An article in Monday's Washington Post has been annoying Marnie to the point where I have to write about it. Actually, Marnie hasn't even read it. But she's listened to me get worked up about it to the point that the article has begun to irritate her.
The story is about the slew of residential high-rise buildings that have begun to line Massachusetts Ave. between Dupont Circle and Union Station. The article describes the buildings as being "block-fillers and often very drab" with "bland exteriors" that "feel as if they could just as well be in Ballston or South Florida."
Author Philip Kennicott writes that "building fast has generally trumped building beautiful," adding that "many of the buildings pay a bare minimal homage to the residential style of old neighborhoods in Washington."
(Full disclosure: I live in one of these Massachusetts Ave. corridor buildings.)
(And this may be one of those no-one-beats-up-my-little-brother-but-me things, since I too have been known to call my building ugly.)
Kennicott's story makes me angry because it sets an impossible standard for these buildings. He says that they have an "inexorable thrust upward," as if that removes the residents from the neighborhood itself. But indeed it has the opposite effect; high-rise buildings bring so many residents to the neighborhood that their mere presence gives nearby streets a vibe not seen in years.
He wants Massachusetts Ave. to be lined with a few cute little row-houses instead?

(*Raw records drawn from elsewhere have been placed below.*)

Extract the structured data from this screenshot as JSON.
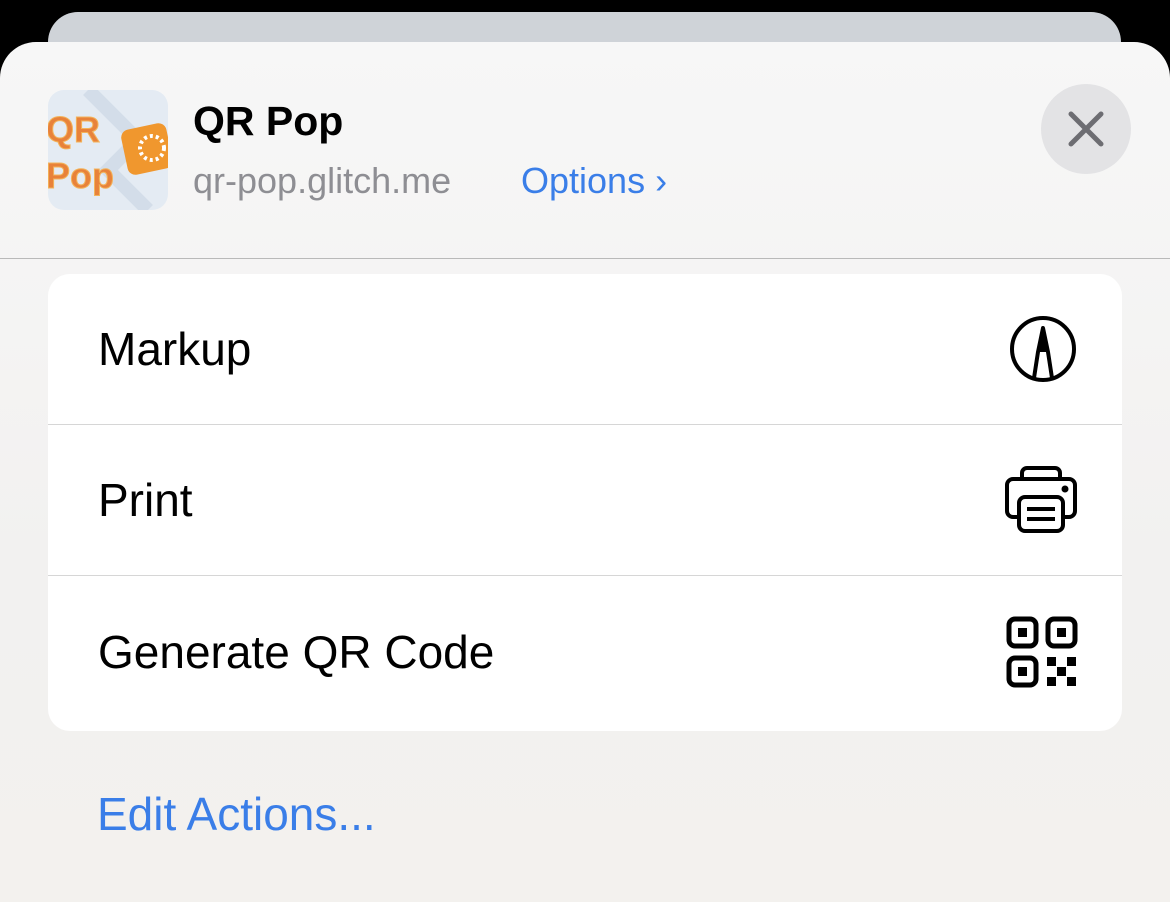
{
  "header": {
    "app_name": "QR Pop",
    "url": "qr-pop.glitch.me",
    "options_label": "Options",
    "options_chevron": "›",
    "icon_text": [
      "QR",
      "Pop"
    ]
  },
  "actions": [
    {
      "label": "Markup",
      "icon": "markup-icon"
    },
    {
      "label": "Print",
      "icon": "printer-icon"
    },
    {
      "label": "Generate QR Code",
      "icon": "qr-code-icon"
    }
  ],
  "edit_actions_label": "Edit Actions...",
  "colors": {
    "accent": "#3a7ee8",
    "secondary_text": "#8e8e93"
  }
}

As if real estate prices aren't high enough, single-family homes would have to cost zillions of dollars to bring in the same income these high-rise buildings generate.
Okay, Marnie. We can talk about something else now.